I chalk the inquiries up not to Waymaker’s exposure but to an increased need in the market. Industries that have been more protected from implementing new technologies are facing increased pressure from boards, consumers and Wall Street. Parts of the country that have been isolated (with the exception of job losses in manufacturing) globally are also starting to feel the pinch.

Is leading transformation for a community the same as for a company? Yes and no. Change management for both starts at the top. Vision, leadership engagement and communication are key factors in the success of efforts both arenas. Breaking down silos is also a common thread. Ensuring departments—or institutions—are all communicating with one another and partnering for shared success is also key. Communication and defining a narrative for an organization are also key within a community effort. Engaging employees—or in the case of a community, small business owners, entrepreneurs, and future entrepreneurs—is a critical step within the process. Perhaps, however, the most challenging aspect of any change effort, regardless of whether it’s within an organization or community is culture (you knew I was going to say that right?). The topic of culture is how almost every successful leader I know spends the majority of her or his time…defining it, refining it, managing for it, removing barriers, celebrating successes.

In the coming weeks, Waymaker will be taking the question of culture, innovation, and change through technology to our network. In the interest of finding common ground, defining a shared vision across geography and industry and, quite simply, to let others know they are not alone. We hope you join us on this adventure and participate when and however you’re able.
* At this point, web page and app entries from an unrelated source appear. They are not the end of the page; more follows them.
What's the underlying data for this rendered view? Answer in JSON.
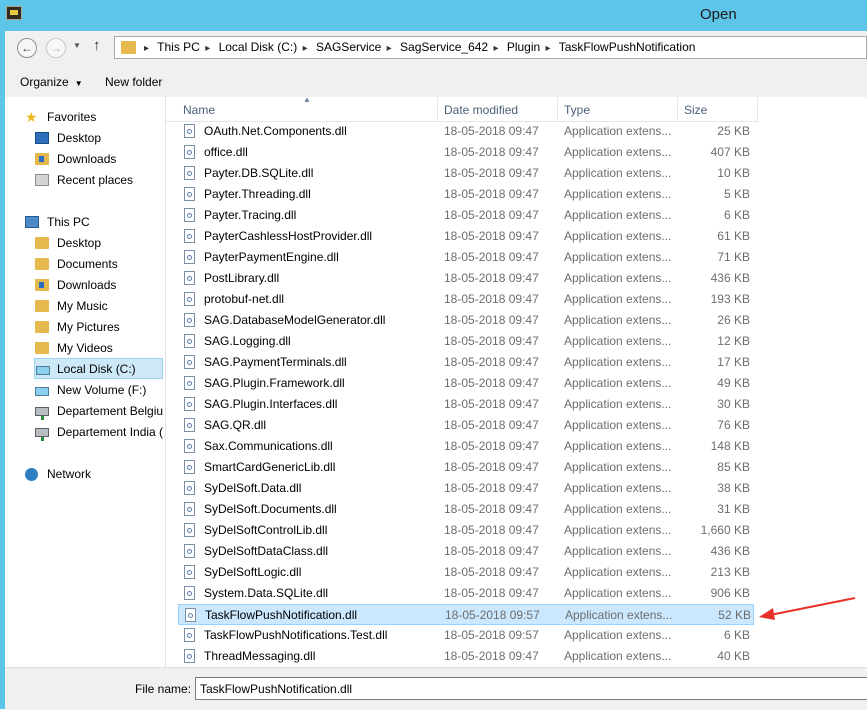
{
  "window": {
    "title": "Open"
  },
  "address": {
    "crumbs": [
      "This PC",
      "Local Disk (C:)",
      "SAGService",
      "SagService_642",
      "Plugin",
      "TaskFlowPushNotification"
    ]
  },
  "toolbar": {
    "organize_label": "Organize",
    "new_folder_label": "New folder"
  },
  "nav": {
    "favorites": {
      "label": "Favorites",
      "items": [
        "Desktop",
        "Downloads",
        "Recent places"
      ]
    },
    "this_pc": {
      "label": "This PC",
      "items": [
        "Desktop",
        "Documents",
        "Downloads",
        "My Music",
        "My Pictures",
        "My Videos",
        "Local Disk (C:)",
        "New Volume (F:)",
        "Departement Belgiu",
        "Departement India ("
      ]
    },
    "network": {
      "label": "Network"
    }
  },
  "columns": {
    "name": "Name",
    "date": "Date modified",
    "type": "Type",
    "size": "Size"
  },
  "files": [
    {
      "name": "OAuth.Net.Components.dll",
      "date": "18-05-2018 09:47",
      "type": "Application extens...",
      "size": "25 KB"
    },
    {
      "name": "office.dll",
      "date": "18-05-2018 09:47",
      "type": "Application extens...",
      "size": "407 KB"
    },
    {
      "name": "Payter.DB.SQLite.dll",
      "date": "18-05-2018 09:47",
      "type": "Application extens...",
      "size": "10 KB"
    },
    {
      "name": "Payter.Threading.dll",
      "date": "18-05-2018 09:47",
      "type": "Application extens...",
      "size": "5 KB"
    },
    {
      "name": "Payter.Tracing.dll",
      "date": "18-05-2018 09:47",
      "type": "Application extens...",
      "size": "6 KB"
    },
    {
      "name": "PayterCashlessHostProvider.dll",
      "date": "18-05-2018 09:47",
      "type": "Application extens...",
      "size": "61 KB"
    },
    {
      "name": "PayterPaymentEngine.dll",
      "date": "18-05-2018 09:47",
      "type": "Application extens...",
      "size": "71 KB"
    },
    {
      "name": "PostLibrary.dll",
      "date": "18-05-2018 09:47",
      "type": "Application extens...",
      "size": "436 KB"
    },
    {
      "name": "protobuf-net.dll",
      "date": "18-05-2018 09:47",
      "type": "Application extens...",
      "size": "193 KB"
    },
    {
      "name": "SAG.DatabaseModelGenerator.dll",
      "date": "18-05-2018 09:47",
      "type": "Application extens...",
      "size": "26 KB"
    },
    {
      "name": "SAG.Logging.dll",
      "date": "18-05-2018 09:47",
      "type": "Application extens...",
      "size": "12 KB"
    },
    {
      "name": "SAG.PaymentTerminals.dll",
      "date": "18-05-2018 09:47",
      "type": "Application extens...",
      "size": "17 KB"
    },
    {
      "name": "SAG.Plugin.Framework.dll",
      "date": "18-05-2018 09:47",
      "type": "Application extens...",
      "size": "49 KB"
    },
    {
      "name": "SAG.Plugin.Interfaces.dll",
      "date": "18-05-2018 09:47",
      "type": "Application extens...",
      "size": "30 KB"
    },
    {
      "name": "SAG.QR.dll",
      "date": "18-05-2018 09:47",
      "type": "Application extens...",
      "size": "76 KB"
    },
    {
      "name": "Sax.Communications.dll",
      "date": "18-05-2018 09:47",
      "type": "Application extens...",
      "size": "148 KB"
    },
    {
      "name": "SmartCardGenericLib.dll",
      "date": "18-05-2018 09:47",
      "type": "Application extens...",
      "size": "85 KB"
    },
    {
      "name": "SyDelSoft.Data.dll",
      "date": "18-05-2018 09:47",
      "type": "Application extens...",
      "size": "38 KB"
    },
    {
      "name": "SyDelSoft.Documents.dll",
      "date": "18-05-2018 09:47",
      "type": "Application extens...",
      "size": "31 KB"
    },
    {
      "name": "SyDelSoftControlLib.dll",
      "date": "18-05-2018 09:47",
      "type": "Application extens...",
      "size": "1,660 KB"
    },
    {
      "name": "SyDelSoftDataClass.dll",
      "date": "18-05-2018 09:47",
      "type": "Application extens...",
      "size": "436 KB"
    },
    {
      "name": "SyDelSoftLogic.dll",
      "date": "18-05-2018 09:47",
      "type": "Application extens...",
      "size": "213 KB"
    },
    {
      "name": "System.Data.SQLite.dll",
      "date": "18-05-2018 09:47",
      "type": "Application extens...",
      "size": "906 KB"
    },
    {
      "name": "TaskFlowPushNotification.dll",
      "date": "18-05-2018 09:57",
      "type": "Application extens...",
      "size": "52 KB",
      "selected": true
    },
    {
      "name": "TaskFlowPushNotifications.Test.dll",
      "date": "18-05-2018 09:57",
      "type": "Application extens...",
      "size": "6 KB"
    },
    {
      "name": "ThreadMessaging.dll",
      "date": "18-05-2018 09:47",
      "type": "Application extens...",
      "size": "40 KB"
    }
  ],
  "filename": {
    "label": "File name:",
    "value": "TaskFlowPushNotification.dll"
  },
  "colors": {
    "titlebar": "#5cc5e8",
    "selection": "#cce8ff",
    "annotation_arrow": "#e8312a"
  }
}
You’ll be helping us define the product and hopefully in the long run, join an ever-increasing network of humans faced with the same challenges and opportunities around some of the most fascinating topics of our time.